• _What you should do_:
Your answer should be an exact copy of the listing.
* * * *
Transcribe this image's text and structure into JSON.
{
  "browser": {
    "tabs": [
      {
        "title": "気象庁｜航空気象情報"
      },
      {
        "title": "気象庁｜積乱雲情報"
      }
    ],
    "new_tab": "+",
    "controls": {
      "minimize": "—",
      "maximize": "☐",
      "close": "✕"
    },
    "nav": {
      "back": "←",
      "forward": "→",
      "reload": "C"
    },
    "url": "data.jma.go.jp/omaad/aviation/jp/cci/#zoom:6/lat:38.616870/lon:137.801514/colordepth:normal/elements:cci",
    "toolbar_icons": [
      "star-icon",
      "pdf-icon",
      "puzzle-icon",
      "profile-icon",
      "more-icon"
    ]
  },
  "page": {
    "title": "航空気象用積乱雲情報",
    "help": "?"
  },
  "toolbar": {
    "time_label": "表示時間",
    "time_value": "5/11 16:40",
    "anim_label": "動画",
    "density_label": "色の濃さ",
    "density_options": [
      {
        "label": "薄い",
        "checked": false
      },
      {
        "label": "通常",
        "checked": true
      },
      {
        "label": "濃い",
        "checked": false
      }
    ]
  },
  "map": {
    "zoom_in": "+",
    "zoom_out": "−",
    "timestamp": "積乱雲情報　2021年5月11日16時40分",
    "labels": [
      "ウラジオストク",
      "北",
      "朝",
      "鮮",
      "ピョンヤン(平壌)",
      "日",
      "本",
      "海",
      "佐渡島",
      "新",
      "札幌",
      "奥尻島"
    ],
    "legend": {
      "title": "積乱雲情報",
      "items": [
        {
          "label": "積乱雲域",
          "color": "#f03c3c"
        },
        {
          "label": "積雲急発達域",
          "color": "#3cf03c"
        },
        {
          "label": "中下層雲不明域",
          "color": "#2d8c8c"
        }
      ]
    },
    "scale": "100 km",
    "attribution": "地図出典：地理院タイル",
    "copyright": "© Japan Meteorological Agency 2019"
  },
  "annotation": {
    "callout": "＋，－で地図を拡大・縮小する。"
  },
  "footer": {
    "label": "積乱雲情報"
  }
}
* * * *
• _Answer to the problem_:
Transcribe this image's text and structure into JSON.
{
  "browser": {
    "tabs": [
      {
        "title": "気象庁｜航空気象情報"
      },
      {
        "title": "気象庁｜積乱雲情報"
      }
    ],
    "new_tab": "+",
    "controls": {
      "minimize": "—",
      "maximize": "☐",
      "close": "✕"
    },
    "nav": {
      "back": "←",
      "forward": "→",
      "reload": "C"
    },
    "url": "data.jma.go.jp/omaad/aviation/jp/cci/#zoom:6/lat:38.616870/lon:137.801514/colordepth:normal/elements:cci",
    "toolbar_icons": [
      "star-icon",
      "pdf-icon",
      "puzzle-icon",
      "profile-icon",
      "more-icon"
    ]
  },
  "page": {
    "title": "航空気象用積乱雲情報",
    "help": "?"
  },
  "toolbar": {
    "time_label": "表示時間",
    "time_value": "5/11 16:40",
    "anim_label": "動画",
    "density_label": "色の濃さ",
    "density_options": [
      {
        "label": "薄い",
        "checked": false
      },
      {
        "label": "通常",
        "checked": true
      },
      {
        "label": "濃い",
        "checked": false
      }
    ]
  },
  "map": {
    "zoom_in": "+",
    "zoom_out": "−",
    "timestamp": "積乱雲情報　2021年5月11日16時40分",
    "labels": [
      "ウラジオストク",
      "北",
      "朝",
      "鮮",
      "ピョンヤン(平壌)",
      "日",
      "本",
      "海",
      "佐渡島",
      "新",
      "札幌",
      "奥尻島"
    ],
    "legend": {
      "title": "積乱雲情報",
      "items": [
        {
          "label": "積乱雲域",
          "color": "#f03c3c"
        },
        {
          "label": "積雲急発達域",
          "color": "#3cf03c"
        },
        {
          "label": "中下層雲不明域",
          "color": "#2d8c8c"
        }
      ]
    },
    "scale": "100 km",
    "attribution": "地図出典：地理院タイル",
    "copyright": "© Japan Meteorological Agency 2019"
  },
  "annotation": {
    "callout": "＋，－で地図を拡大・縮小する。"
  },
  "footer": {
    "label": "積乱雲情報"
  }
}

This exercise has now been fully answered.